But the Devon County Local Education Authority, in other words, Devon County Council, had been devising plans to completely change the education landscape in the City with the introduction of "comprehensive" schools.  The first indication had been in 1976 when the Chief Education Officer had written to the governors, parents and staff of the School about this reorganisation.  The so called "consultation" rumbled on until in December 1983 the Area Education Officer, Mr John Wright, finally stated that Tamar High school would be closing in 1988.

In the meantime, German  was introduced as a subject as late as 1982, when the services of Miss A Bridgman, were secured.  At the same time metalwork was phased out and replaced by Technology.

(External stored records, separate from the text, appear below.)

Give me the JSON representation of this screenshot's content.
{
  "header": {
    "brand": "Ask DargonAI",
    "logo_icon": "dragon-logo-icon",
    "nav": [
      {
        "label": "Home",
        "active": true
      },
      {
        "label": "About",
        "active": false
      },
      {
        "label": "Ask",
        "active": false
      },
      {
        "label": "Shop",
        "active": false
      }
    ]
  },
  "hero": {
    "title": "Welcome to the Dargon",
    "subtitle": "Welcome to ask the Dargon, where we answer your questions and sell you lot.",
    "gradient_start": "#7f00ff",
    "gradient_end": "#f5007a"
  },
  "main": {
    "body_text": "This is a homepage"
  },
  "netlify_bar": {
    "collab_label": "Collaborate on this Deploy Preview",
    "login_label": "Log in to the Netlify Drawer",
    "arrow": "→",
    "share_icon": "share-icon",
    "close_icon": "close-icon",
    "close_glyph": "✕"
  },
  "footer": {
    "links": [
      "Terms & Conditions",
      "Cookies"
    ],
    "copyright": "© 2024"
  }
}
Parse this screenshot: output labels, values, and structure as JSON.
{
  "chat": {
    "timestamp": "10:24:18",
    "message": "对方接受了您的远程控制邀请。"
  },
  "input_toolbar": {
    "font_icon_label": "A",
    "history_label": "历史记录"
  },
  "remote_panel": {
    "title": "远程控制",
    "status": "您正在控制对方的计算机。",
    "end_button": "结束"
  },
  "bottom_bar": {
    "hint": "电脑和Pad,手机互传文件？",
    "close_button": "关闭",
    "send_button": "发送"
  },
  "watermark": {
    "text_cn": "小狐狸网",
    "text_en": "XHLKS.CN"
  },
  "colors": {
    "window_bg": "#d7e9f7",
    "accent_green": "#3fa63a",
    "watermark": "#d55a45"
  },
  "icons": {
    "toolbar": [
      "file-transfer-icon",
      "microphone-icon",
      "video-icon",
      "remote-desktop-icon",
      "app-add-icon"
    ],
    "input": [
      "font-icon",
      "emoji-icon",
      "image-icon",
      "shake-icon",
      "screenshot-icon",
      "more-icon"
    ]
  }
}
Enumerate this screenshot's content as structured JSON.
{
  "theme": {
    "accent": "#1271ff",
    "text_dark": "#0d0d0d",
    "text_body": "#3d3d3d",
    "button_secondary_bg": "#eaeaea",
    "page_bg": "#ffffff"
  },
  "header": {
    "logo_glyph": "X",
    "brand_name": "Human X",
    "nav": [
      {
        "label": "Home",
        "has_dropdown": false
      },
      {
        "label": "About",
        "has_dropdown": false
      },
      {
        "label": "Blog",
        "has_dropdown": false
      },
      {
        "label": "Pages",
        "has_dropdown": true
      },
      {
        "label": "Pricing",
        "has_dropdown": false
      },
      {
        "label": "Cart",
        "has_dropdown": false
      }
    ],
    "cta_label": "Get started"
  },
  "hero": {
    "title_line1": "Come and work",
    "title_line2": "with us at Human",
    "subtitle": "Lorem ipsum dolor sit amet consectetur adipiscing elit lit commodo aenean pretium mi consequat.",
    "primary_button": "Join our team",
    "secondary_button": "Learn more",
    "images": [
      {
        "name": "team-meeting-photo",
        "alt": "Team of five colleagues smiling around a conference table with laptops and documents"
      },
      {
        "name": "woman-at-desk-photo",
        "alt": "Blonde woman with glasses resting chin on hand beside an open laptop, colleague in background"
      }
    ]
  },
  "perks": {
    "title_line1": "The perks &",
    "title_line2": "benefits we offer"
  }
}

1985 was a big year for retirements: Mr R Davies, who had taught Art for 16 years; Mrs L Stone, Domestic Science; and Mr J Trenerry, teacher of Mathematics, Physics and Careers, for 35 years, all retired along with the Headmaster, Mr F Hill.  Because the School only had a short time to live, the Deputy Headmaster, Mr R J L Rose BA, filled the vacant post.  He introduced a School Concert to be held on the last day of term.

Yet another one of the consultation meetings took place in June 1988 but as the Headmaster wrote in 1996 in his history of the School, 'Before the evening was half over, it was patently obvious that the County representatives had made up their minds about the future of the school for although there were many and thoroughly articulate speakers from the floor arguing against closure, their cogent comments fell on stony ground'.  Naturally, the School was repainted at this time, always an ominous sign.

For the final year, commencing September 1989, there were 91 pupils in Year 5 and the Upper Sixth, with 14 full-time and 3 part-time staff.  Thos last members of staff were: Mesdames Barton, Bridgman, Cunningham, Davies, Richards and Ruberry; and Messrs Rose, Roberts, Bennett, Chatting, Lee, Mason, Padfield and Ruberry.

A special Thanksgiving Service was held in 1990 in Saint Andrew's Church, with a former pupil, the Reverend Anthony Macey, taking the service.  Finally, once the School had closed, a Reunion was held in the Plymouth Guildhall, in the presence of the Lord Mayor and Lady Mayoress, which was attended by over 600 former pupils and friends of the School.